Reproduce what is written in the records below exactly, and leave out the images.

[Stored data entries]

########

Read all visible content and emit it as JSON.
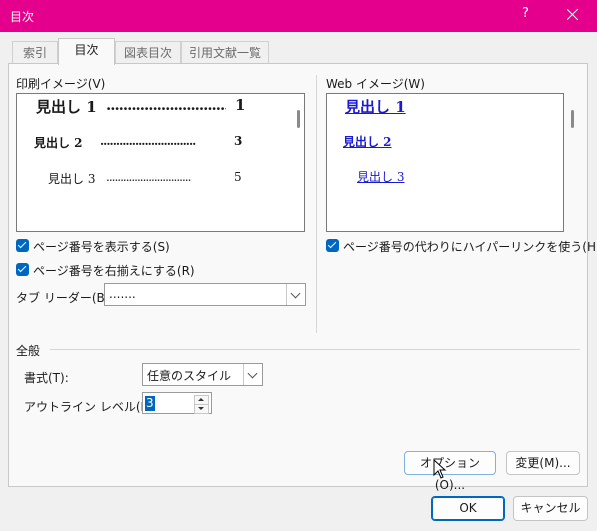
{
  "window": {
    "title": "目次",
    "help_label": "?"
  },
  "tabs": [
    {
      "label": "索引"
    },
    {
      "label": "目次"
    },
    {
      "label": "図表目次"
    },
    {
      "label": "引用文献一覧"
    }
  ],
  "print_preview": {
    "label": "印刷イメージ(V)",
    "lines": [
      {
        "text": "見出し 1",
        "leader": "..............................",
        "page": "1"
      },
      {
        "text": "見出し 2",
        "leader": "..............................",
        "page": "3"
      },
      {
        "text": "見出し 3",
        "leader": "..............................",
        "page": "5"
      }
    ]
  },
  "web_preview": {
    "label": "Web イメージ(W)",
    "lines": [
      "見出し 1",
      "見出し 2",
      "見出し 3"
    ]
  },
  "options": {
    "show_page_numbers": {
      "label": "ページ番号を表示する(S)",
      "checked": true
    },
    "right_align": {
      "label": "ページ番号を右揃えにする(R)",
      "checked": true
    },
    "hyperlinks": {
      "label": "ページ番号の代わりにハイパーリンクを使う(H)",
      "checked": true
    },
    "tab_leader": {
      "label": "タブ リーダー(B):",
      "value": "......."
    }
  },
  "general": {
    "heading": "全般",
    "format": {
      "label": "書式(T):",
      "value": "任意のスタイル"
    },
    "outline_level": {
      "label": "アウトライン レベル(L):",
      "value": "3"
    }
  },
  "buttons": {
    "options": "オプション(O)...",
    "modify": "変更(M)...",
    "ok": "OK",
    "cancel": "キャンセル"
  },
  "colors": {
    "titlebar": "#e4008c",
    "accent": "#0067c0",
    "link": "#1a1ad0"
  }
}
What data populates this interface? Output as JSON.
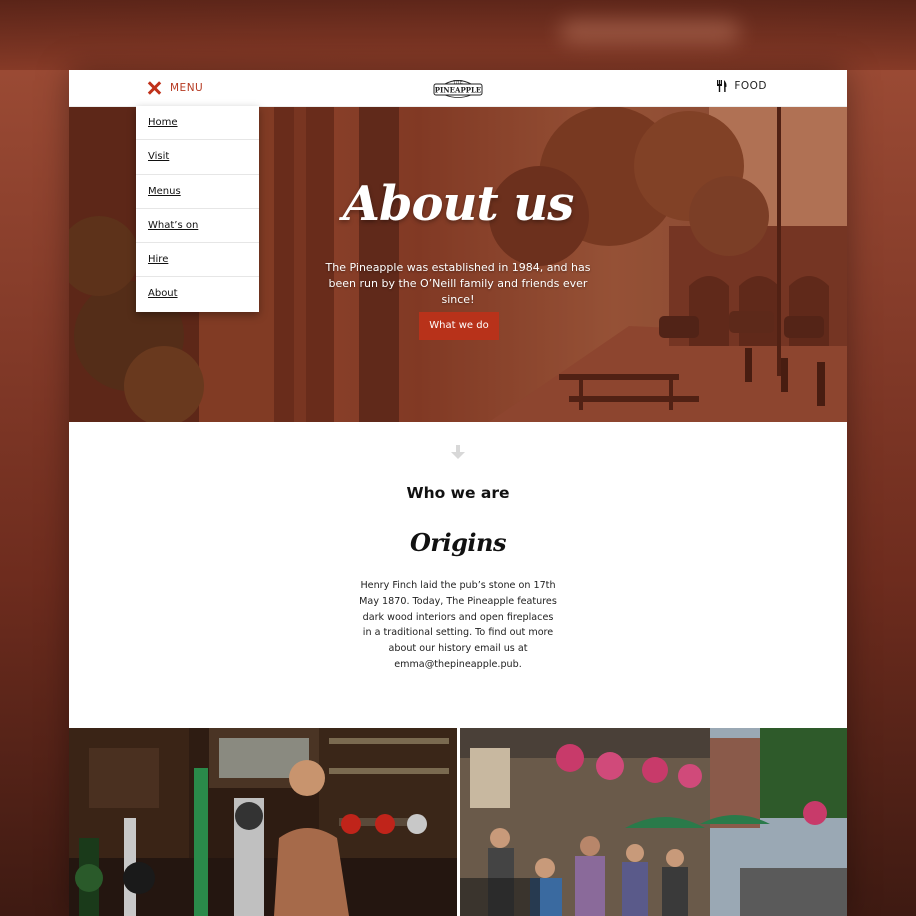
{
  "header": {
    "menu_label": "MENU",
    "food_label": "FOOD",
    "logo_text_top": "THE",
    "logo_text_main": "PINEAPPLE"
  },
  "nav": {
    "items": [
      {
        "label": "Home"
      },
      {
        "label": "Visit"
      },
      {
        "label": "Menus"
      },
      {
        "label": "What’s on"
      },
      {
        "label": "Hire"
      },
      {
        "label": "About"
      }
    ]
  },
  "hero": {
    "title": "About us",
    "text": "The Pineapple was established in 1984, and has been run by the O’Neill family and friends ever since!",
    "button_label": "What we do"
  },
  "who": {
    "title": "Who we are",
    "subtitle": "Origins",
    "text": "Henry Finch laid the pub’s stone on 17th May 1870. Today, The Pineapple features dark wood interiors and open fireplaces in a traditional setting. To find out more about our history email us at emma@thepineapple.pub."
  },
  "colors": {
    "accent": "#b8321a",
    "menu_accent": "#b63a22"
  },
  "icons": {
    "menu": "close-x-icon",
    "food": "cutlery-icon",
    "scroll": "arrow-down-icon"
  }
}
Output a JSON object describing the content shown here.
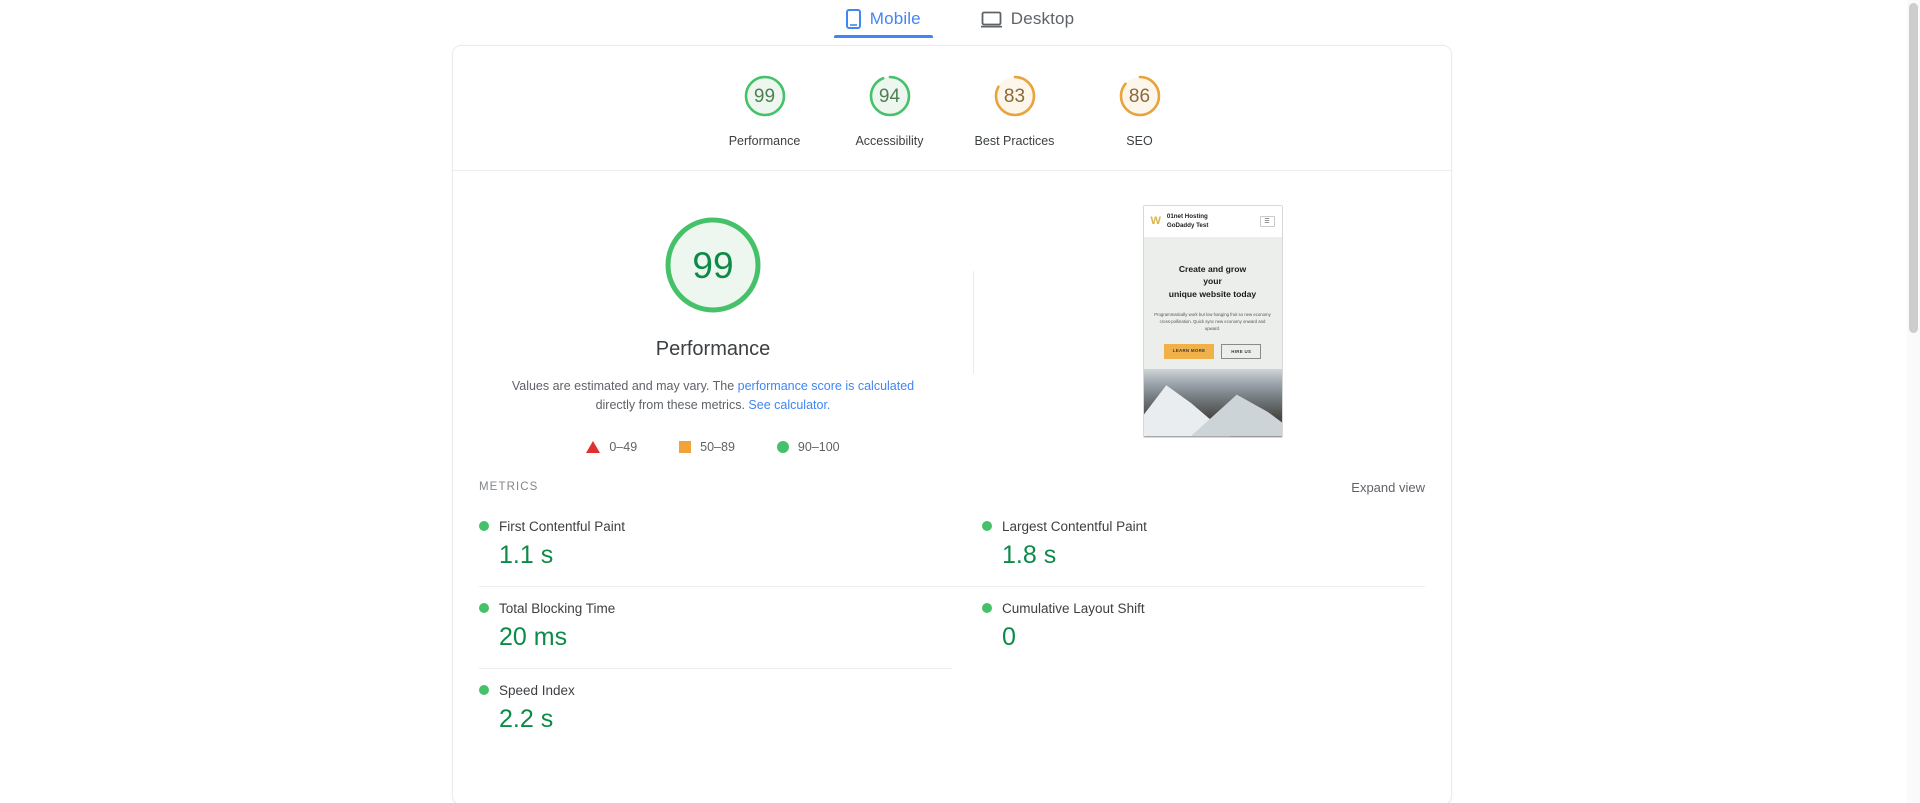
{
  "tabs": [
    {
      "label": "Mobile",
      "icon": "mobile-icon",
      "active": true
    },
    {
      "label": "Desktop",
      "icon": "desktop-icon",
      "active": false
    }
  ],
  "category_scores": [
    {
      "label": "Performance",
      "score": "99",
      "color": "#45c16a",
      "text_color": "#4f7f52",
      "fill": "#eef7ef",
      "pct": 99
    },
    {
      "label": "Accessibility",
      "score": "94",
      "color": "#45c16a",
      "text_color": "#4f7f52",
      "fill": "#eef7ef",
      "pct": 94
    },
    {
      "label": "Best Practices",
      "score": "83",
      "color": "#e8a33d",
      "text_color": "#8a6a3a",
      "fill": "#fdf6ea",
      "pct": 83
    },
    {
      "label": "SEO",
      "score": "86",
      "color": "#e8a33d",
      "text_color": "#8a6a3a",
      "fill": "#fdf6ea",
      "pct": 86
    }
  ],
  "hero": {
    "score": "99",
    "title": "Performance",
    "pct": 99,
    "color": "#45c16a",
    "fill": "#eef7ef",
    "desc_before": "Values are estimated and may vary. The ",
    "link_one": "performance score is calculated",
    "desc_middle": " directly from these metrics. ",
    "link_two": "See calculator.",
    "legend": [
      {
        "shape": "triangle",
        "range": "0–49",
        "color": "#e03030"
      },
      {
        "shape": "square",
        "range": "50–89",
        "color": "#f0a33a"
      },
      {
        "shape": "circle",
        "range": "90–100",
        "color": "#45c16a"
      }
    ]
  },
  "thumbnail": {
    "logo": "W",
    "brand_line1": "01net Hosting",
    "brand_line2": "GoDaddy Test",
    "menu_icon": "hamburger-icon",
    "headline_line1": "Create and grow",
    "headline_line2": "your",
    "headline_line3": "unique website today",
    "paragraph": "Programmatically work but low hanging fruit so new economy cross-pollination. Quick sync new economy onward and upward.",
    "button_primary": "LEARN MORE",
    "button_secondary": "HIRE US"
  },
  "metrics": {
    "section_label": "METRICS",
    "expand_label": "Expand view",
    "items": [
      {
        "label": "First Contentful Paint",
        "value": "1.1 s",
        "status_color": "#45c16a",
        "value_color": "#0c8b48"
      },
      {
        "label": "Largest Contentful Paint",
        "value": "1.8 s",
        "status_color": "#45c16a",
        "value_color": "#0c8b48"
      },
      {
        "label": "Total Blocking Time",
        "value": "20 ms",
        "status_color": "#45c16a",
        "value_color": "#0c8b48"
      },
      {
        "label": "Cumulative Layout Shift",
        "value": "0",
        "status_color": "#45c16a",
        "value_color": "#0c8b48"
      },
      {
        "label": "Speed Index",
        "value": "2.2 s",
        "status_color": "#45c16a",
        "value_color": "#0c8b48"
      }
    ]
  }
}
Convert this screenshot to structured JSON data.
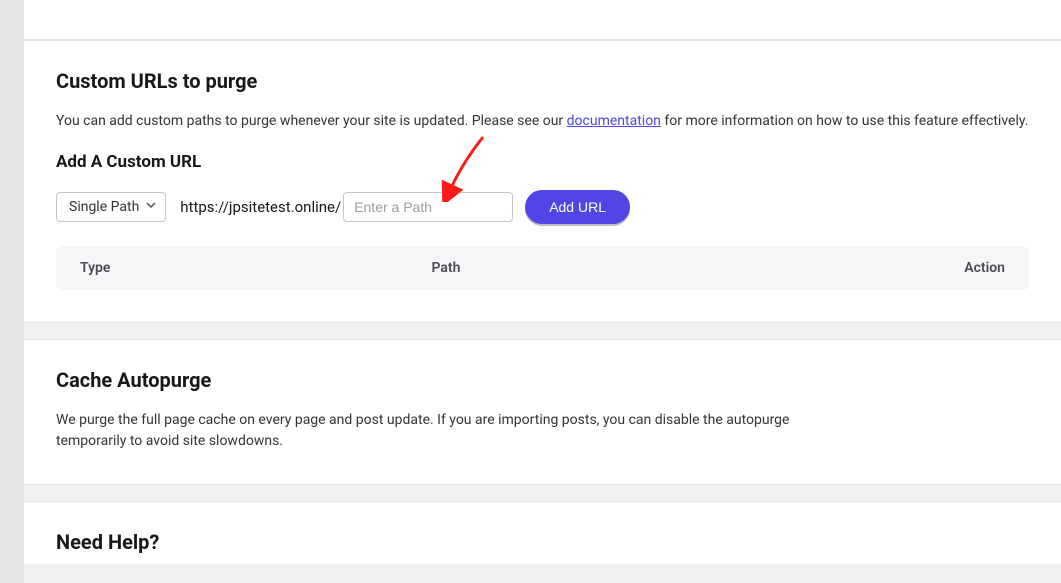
{
  "customUrls": {
    "heading": "Custom URLs to purge",
    "descPrefix": "You can add custom paths to purge whenever your site is updated. Please see our ",
    "docLinkText": "documentation",
    "descSuffix": " for more information on how to use this feature effectively.",
    "addHeading": "Add A Custom URL",
    "selectValue": "Single Path",
    "urlPrefix": "https://jpsitetest.online/",
    "pathPlaceholder": "Enter a Path",
    "addButton": "Add URL",
    "table": {
      "colType": "Type",
      "colPath": "Path",
      "colAction": "Action"
    }
  },
  "cacheAutopurge": {
    "heading": "Cache Autopurge",
    "desc": "We purge the full page cache on every page and post update. If you are importing posts, you can disable the autopurge temporarily to avoid site slowdowns."
  },
  "needHelp": {
    "heading": "Need Help?"
  }
}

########

EXPECTED OUTPUT =
Read all visible content and emit it as JSON.
{
  "window": {
    "title": "目次",
    "help_label": "?"
  },
  "tabs": [
    {
      "label": "索引"
    },
    {
      "label": "目次"
    },
    {
      "label": "図表目次"
    },
    {
      "label": "引用文献一覧"
    }
  ],
  "print_preview": {
    "label": "印刷イメージ(V)",
    "lines": [
      {
        "text": "見出し 1",
        "leader": "..............................",
        "page": "1"
      },
      {
        "text": "見出し 2",
        "leader": "..............................",
        "page": "3"
      },
      {
        "text": "見出し 3",
        "leader": "..............................",
        "page": "5"
      }
    ]
  },
  "web_preview": {
    "label": "Web イメージ(W)",
    "lines": [
      "見出し 1",
      "見出し 2",
      "見出し 3"
    ]
  },
  "options": {
    "show_page_numbers": {
      "label": "ページ番号を表示する(S)",
      "checked": true
    },
    "right_align": {
      "label": "ページ番号を右揃えにする(R)",
      "checked": true
    },
    "hyperlinks": {
      "label": "ページ番号の代わりにハイパーリンクを使う(H)",
      "checked": true
    },
    "tab_leader": {
      "label": "タブ リーダー(B):",
      "value": "......."
    }
  },
  "general": {
    "heading": "全般",
    "format": {
      "label": "書式(T):",
      "value": "任意のスタイル"
    },
    "outline_level": {
      "label": "アウトライン レベル(L):",
      "value": "3"
    }
  },
  "buttons": {
    "options": "オプション(O)...",
    "modify": "変更(M)...",
    "ok": "OK",
    "cancel": "キャンセル"
  },
  "colors": {
    "titlebar": "#e4008c",
    "accent": "#0067c0",
    "link": "#1a1ad0"
  }
}
What data populates this interface? Output as JSON.
{
  "header": {
    "menu_label": "MENU",
    "food_label": "FOOD",
    "logo_text_top": "THE",
    "logo_text_main": "PINEAPPLE"
  },
  "nav": {
    "items": [
      {
        "label": "Home"
      },
      {
        "label": "Visit"
      },
      {
        "label": "Menus"
      },
      {
        "label": "What’s on"
      },
      {
        "label": "Hire"
      },
      {
        "label": "About"
      }
    ]
  },
  "hero": {
    "title": "About us",
    "text": "The Pineapple was established in 1984, and has been run by the O’Neill family and friends ever since!",
    "button_label": "What we do"
  },
  "who": {
    "title": "Who we are",
    "subtitle": "Origins",
    "text": "Henry Finch laid the pub’s stone on 17th May 1870. Today, The Pineapple features dark wood interiors and open fireplaces in a traditional setting. To find out more about our history email us at emma@thepineapple.pub."
  },
  "colors": {
    "accent": "#b8321a",
    "menu_accent": "#b63a22"
  },
  "icons": {
    "menu": "close-x-icon",
    "food": "cutlery-icon",
    "scroll": "arrow-down-icon"
  }
}
Output a JSON object describing the content shown here.
{
  "tabs": [
    {
      "label": "Mobile",
      "icon": "mobile-icon",
      "active": true
    },
    {
      "label": "Desktop",
      "icon": "desktop-icon",
      "active": false
    }
  ],
  "category_scores": [
    {
      "label": "Performance",
      "score": "99",
      "color": "#45c16a",
      "text_color": "#4f7f52",
      "fill": "#eef7ef",
      "pct": 99
    },
    {
      "label": "Accessibility",
      "score": "94",
      "color": "#45c16a",
      "text_color": "#4f7f52",
      "fill": "#eef7ef",
      "pct": 94
    },
    {
      "label": "Best Practices",
      "score": "83",
      "color": "#e8a33d",
      "text_color": "#8a6a3a",
      "fill": "#fdf6ea",
      "pct": 83
    },
    {
      "label": "SEO",
      "score": "86",
      "color": "#e8a33d",
      "text_color": "#8a6a3a",
      "fill": "#fdf6ea",
      "pct": 86
    }
  ],
  "hero": {
    "score": "99",
    "title": "Performance",
    "pct": 99,
    "color": "#45c16a",
    "fill": "#eef7ef",
    "desc_before": "Values are estimated and may vary. The ",
    "link_one": "performance score is calculated",
    "desc_middle": " directly from these metrics. ",
    "link_two": "See calculator.",
    "legend": [
      {
        "shape": "triangle",
        "range": "0–49",
        "color": "#e03030"
      },
      {
        "shape": "square",
        "range": "50–89",
        "color": "#f0a33a"
      },
      {
        "shape": "circle",
        "range": "90–100",
        "color": "#45c16a"
      }
    ]
  },
  "thumbnail": {
    "logo": "W",
    "brand_line1": "01net Hosting",
    "brand_line2": "GoDaddy Test",
    "menu_icon": "hamburger-icon",
    "headline_line1": "Create and grow",
    "headline_line2": "your",
    "headline_line3": "unique website today",
    "paragraph": "Programmatically work but low hanging fruit so new economy cross-pollination. Quick sync new economy onward and upward.",
    "button_primary": "LEARN MORE",
    "button_secondary": "HIRE US"
  },
  "metrics": {
    "section_label": "METRICS",
    "expand_label": "Expand view",
    "items": [
      {
        "label": "First Contentful Paint",
        "value": "1.1 s",
        "status_color": "#45c16a",
        "value_color": "#0c8b48"
      },
      {
        "label": "Largest Contentful Paint",
        "value": "1.8 s",
        "status_color": "#45c16a",
        "value_color": "#0c8b48"
      },
      {
        "label": "Total Blocking Time",
        "value": "20 ms",
        "status_color": "#45c16a",
        "value_color": "#0c8b48"
      },
      {
        "label": "Cumulative Layout Shift",
        "value": "0",
        "status_color": "#45c16a",
        "value_color": "#0c8b48"
      },
      {
        "label": "Speed Index",
        "value": "2.2 s",
        "status_color": "#45c16a",
        "value_color": "#0c8b48"
      }
    ]
  }
}
Convert this screenshot to structured JSON data.
{
  "customUrls": {
    "heading": "Custom URLs to purge",
    "descPrefix": "You can add custom paths to purge whenever your site is updated. Please see our ",
    "docLinkText": "documentation",
    "descSuffix": " for more information on how to use this feature effectively.",
    "addHeading": "Add A Custom URL",
    "selectValue": "Single Path",
    "urlPrefix": "https://jpsitetest.online/",
    "pathPlaceholder": "Enter a Path",
    "addButton": "Add URL",
    "table": {
      "colType": "Type",
      "colPath": "Path",
      "colAction": "Action"
    }
  },
  "cacheAutopurge": {
    "heading": "Cache Autopurge",
    "desc": "We purge the full page cache on every page and post update. If you are importing posts, you can disable the autopurge temporarily to avoid site slowdowns."
  },
  "needHelp": {
    "heading": "Need Help?"
  }
}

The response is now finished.